Effect of parenting style and child temperament on moral reasoning in preschool children

Ally Monheim, The College of Wooster
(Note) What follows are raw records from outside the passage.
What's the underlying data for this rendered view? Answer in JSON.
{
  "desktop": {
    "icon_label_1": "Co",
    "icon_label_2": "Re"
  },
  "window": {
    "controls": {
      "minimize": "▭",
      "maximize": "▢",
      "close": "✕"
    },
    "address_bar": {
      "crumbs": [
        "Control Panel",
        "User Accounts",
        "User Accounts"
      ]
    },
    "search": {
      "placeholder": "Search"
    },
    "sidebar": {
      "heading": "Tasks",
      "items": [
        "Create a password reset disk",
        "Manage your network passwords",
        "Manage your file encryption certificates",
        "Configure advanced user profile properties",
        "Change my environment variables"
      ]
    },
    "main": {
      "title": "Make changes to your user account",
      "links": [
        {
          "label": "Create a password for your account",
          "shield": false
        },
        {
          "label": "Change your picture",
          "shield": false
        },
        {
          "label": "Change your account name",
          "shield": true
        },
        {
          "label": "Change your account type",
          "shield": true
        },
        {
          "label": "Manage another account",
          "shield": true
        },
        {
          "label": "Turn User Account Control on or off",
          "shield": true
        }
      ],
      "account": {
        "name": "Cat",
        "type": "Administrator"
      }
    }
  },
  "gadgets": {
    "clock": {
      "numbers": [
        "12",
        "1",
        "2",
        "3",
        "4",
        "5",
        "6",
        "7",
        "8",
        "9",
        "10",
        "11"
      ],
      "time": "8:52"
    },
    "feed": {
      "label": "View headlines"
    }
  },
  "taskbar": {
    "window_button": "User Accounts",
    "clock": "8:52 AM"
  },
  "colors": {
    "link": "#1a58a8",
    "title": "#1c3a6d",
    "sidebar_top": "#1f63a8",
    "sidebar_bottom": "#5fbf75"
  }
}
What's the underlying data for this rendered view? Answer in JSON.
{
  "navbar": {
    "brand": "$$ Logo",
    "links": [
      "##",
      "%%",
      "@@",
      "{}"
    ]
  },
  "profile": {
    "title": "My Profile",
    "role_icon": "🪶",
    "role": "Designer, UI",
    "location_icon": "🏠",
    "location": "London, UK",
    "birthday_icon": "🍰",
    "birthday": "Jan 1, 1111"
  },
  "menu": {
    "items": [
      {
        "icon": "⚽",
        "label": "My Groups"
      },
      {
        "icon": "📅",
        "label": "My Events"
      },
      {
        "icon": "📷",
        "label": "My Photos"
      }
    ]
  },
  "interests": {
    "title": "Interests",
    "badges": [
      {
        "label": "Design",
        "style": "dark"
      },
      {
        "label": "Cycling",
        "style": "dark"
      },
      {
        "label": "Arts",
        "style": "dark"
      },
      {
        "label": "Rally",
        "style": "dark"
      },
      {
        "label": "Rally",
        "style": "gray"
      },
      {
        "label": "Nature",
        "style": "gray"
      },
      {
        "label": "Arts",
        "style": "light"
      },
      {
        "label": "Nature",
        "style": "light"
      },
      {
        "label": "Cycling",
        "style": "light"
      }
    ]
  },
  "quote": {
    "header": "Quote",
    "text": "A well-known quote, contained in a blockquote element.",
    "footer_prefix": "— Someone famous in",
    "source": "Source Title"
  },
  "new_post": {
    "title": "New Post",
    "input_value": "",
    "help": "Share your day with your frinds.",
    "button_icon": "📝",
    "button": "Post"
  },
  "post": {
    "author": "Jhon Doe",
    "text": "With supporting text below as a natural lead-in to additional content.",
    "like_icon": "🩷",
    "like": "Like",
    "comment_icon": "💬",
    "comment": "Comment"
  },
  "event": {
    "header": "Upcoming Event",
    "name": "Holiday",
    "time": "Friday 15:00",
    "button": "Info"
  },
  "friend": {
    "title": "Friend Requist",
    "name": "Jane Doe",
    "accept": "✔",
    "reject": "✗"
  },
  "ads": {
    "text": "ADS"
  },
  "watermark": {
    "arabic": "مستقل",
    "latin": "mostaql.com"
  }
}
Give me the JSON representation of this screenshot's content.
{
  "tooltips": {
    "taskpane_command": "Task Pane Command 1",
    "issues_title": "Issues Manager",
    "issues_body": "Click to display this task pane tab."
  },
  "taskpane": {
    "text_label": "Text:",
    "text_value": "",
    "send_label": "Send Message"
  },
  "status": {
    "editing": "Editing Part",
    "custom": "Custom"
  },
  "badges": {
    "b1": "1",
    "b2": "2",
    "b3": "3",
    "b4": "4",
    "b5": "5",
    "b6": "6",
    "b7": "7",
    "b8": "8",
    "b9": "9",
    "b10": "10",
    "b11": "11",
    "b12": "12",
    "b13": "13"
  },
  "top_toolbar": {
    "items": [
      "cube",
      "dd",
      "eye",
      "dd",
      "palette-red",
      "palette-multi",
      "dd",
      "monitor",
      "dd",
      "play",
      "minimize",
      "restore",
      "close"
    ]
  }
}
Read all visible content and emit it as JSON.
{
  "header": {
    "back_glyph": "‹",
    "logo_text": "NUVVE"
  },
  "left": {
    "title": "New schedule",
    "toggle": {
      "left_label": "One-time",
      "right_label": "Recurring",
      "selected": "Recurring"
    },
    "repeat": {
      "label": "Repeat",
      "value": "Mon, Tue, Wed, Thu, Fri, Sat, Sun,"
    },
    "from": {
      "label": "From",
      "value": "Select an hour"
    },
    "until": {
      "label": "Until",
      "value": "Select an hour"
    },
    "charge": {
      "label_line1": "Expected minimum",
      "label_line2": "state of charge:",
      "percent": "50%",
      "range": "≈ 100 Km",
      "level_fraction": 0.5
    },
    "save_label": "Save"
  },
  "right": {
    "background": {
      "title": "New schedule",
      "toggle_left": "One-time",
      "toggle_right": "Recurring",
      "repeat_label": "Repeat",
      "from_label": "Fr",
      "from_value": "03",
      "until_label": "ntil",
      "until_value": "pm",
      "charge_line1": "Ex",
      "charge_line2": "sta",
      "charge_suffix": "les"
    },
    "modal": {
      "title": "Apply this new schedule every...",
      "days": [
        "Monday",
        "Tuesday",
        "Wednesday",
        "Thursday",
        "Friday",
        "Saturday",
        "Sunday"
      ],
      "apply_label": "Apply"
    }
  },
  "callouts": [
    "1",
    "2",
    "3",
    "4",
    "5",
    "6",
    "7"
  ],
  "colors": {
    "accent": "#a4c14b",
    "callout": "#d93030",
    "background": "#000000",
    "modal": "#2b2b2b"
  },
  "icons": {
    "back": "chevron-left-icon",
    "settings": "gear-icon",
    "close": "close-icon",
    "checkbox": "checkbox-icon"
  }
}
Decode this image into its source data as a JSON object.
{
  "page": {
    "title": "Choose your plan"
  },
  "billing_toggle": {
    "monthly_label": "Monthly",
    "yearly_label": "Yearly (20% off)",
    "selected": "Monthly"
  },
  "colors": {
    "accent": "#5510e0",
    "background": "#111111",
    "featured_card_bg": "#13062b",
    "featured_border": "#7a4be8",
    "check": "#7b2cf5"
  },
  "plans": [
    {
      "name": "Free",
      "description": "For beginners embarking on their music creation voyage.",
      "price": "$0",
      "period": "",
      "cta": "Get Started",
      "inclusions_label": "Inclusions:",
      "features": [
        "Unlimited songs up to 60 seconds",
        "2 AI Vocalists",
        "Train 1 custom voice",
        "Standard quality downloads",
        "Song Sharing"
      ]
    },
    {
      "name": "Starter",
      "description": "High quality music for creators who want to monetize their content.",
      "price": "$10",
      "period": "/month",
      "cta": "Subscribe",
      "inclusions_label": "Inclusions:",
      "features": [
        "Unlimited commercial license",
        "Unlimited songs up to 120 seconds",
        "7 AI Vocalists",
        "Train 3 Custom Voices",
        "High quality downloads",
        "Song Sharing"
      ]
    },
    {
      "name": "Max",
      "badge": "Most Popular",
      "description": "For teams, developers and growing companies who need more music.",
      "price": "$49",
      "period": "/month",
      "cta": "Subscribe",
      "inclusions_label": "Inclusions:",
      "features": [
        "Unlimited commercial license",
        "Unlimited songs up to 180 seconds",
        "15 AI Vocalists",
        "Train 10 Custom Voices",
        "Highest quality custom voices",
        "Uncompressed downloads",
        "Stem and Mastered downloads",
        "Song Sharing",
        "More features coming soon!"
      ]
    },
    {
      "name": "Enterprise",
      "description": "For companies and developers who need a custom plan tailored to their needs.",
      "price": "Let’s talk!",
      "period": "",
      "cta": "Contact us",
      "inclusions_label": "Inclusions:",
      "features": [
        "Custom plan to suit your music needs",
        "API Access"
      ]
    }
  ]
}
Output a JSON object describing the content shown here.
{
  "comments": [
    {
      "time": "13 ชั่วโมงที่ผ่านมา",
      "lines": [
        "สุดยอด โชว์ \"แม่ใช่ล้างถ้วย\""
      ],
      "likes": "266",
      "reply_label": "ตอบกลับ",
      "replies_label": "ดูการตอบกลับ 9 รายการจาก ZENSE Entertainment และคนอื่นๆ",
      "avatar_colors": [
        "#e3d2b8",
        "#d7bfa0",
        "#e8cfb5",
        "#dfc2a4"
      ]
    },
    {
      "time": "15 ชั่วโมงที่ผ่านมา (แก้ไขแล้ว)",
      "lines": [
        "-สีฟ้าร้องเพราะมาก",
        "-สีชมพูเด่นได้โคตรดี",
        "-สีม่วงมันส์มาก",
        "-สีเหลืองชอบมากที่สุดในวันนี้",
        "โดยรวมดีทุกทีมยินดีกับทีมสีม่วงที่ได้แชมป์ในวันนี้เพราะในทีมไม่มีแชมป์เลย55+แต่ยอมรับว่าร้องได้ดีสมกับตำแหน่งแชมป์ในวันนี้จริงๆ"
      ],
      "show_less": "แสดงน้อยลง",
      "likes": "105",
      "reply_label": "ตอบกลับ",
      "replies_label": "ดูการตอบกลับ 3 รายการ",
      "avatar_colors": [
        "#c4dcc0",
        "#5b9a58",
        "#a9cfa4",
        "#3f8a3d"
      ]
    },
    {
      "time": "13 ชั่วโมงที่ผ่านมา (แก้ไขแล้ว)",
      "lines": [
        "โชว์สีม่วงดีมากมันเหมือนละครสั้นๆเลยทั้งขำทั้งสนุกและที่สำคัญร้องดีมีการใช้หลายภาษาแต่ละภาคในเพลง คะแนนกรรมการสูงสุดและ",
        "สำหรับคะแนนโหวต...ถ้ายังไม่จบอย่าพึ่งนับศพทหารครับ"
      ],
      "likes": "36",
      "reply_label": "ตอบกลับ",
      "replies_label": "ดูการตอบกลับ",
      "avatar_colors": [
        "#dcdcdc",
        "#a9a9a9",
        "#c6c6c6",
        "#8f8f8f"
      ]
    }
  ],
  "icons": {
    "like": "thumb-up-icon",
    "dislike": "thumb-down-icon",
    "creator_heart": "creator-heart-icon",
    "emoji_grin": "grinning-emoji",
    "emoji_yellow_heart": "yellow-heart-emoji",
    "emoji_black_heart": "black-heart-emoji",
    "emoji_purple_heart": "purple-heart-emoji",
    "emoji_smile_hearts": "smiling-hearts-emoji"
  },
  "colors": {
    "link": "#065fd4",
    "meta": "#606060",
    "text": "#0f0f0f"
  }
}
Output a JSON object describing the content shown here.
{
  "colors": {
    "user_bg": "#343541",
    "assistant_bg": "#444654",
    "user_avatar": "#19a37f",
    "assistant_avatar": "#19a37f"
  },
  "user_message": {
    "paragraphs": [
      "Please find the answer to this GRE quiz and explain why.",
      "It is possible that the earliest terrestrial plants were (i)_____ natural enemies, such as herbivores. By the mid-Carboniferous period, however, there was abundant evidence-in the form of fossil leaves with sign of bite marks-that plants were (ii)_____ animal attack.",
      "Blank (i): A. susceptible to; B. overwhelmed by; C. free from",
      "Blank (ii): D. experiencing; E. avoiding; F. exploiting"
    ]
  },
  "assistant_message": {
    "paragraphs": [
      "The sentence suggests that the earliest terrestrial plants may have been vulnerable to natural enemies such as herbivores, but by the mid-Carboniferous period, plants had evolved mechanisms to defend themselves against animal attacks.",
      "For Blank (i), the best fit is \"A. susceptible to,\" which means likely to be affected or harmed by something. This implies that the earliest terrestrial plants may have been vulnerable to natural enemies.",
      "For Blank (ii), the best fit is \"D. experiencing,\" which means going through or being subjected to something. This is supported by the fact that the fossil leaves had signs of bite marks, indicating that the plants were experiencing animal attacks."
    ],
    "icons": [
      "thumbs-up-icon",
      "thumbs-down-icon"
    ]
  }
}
The effect of parenting style and child temperament on the development of moral reasoning in preschool children was measured. There were a total of 28 participants in the study, 14 children all who attend the College of Wooster Nursery School and 14 primary caregivers. Each primary caregiver completed the Parental Authority Questionnaire (Buri, 1991) to assess parenting style, and also Thomas, Chess, and Birch's (1970) child temperament scale. To measure the level of moral reasoning in the child, each child was asked a series of questions pertaining to a Tell-Me-A-Story stimulus card that had a morally "right" or "wrong" answer. The results did not yield any statistically significant results. However, authoritative parenting when correlated with moral reasoning, approached significance, which suggests that authoritative parenting maybe associated with an increase in moral reasoning in the child. Similarly approaching significance, permissive parenting maybe related to lower levels of moral reasoning. A marginally significant difference was found between children with an easy or difficult temperament, suggesting that a child with an easy temperament may have increased levels of moral reasoning compared to a difficult child.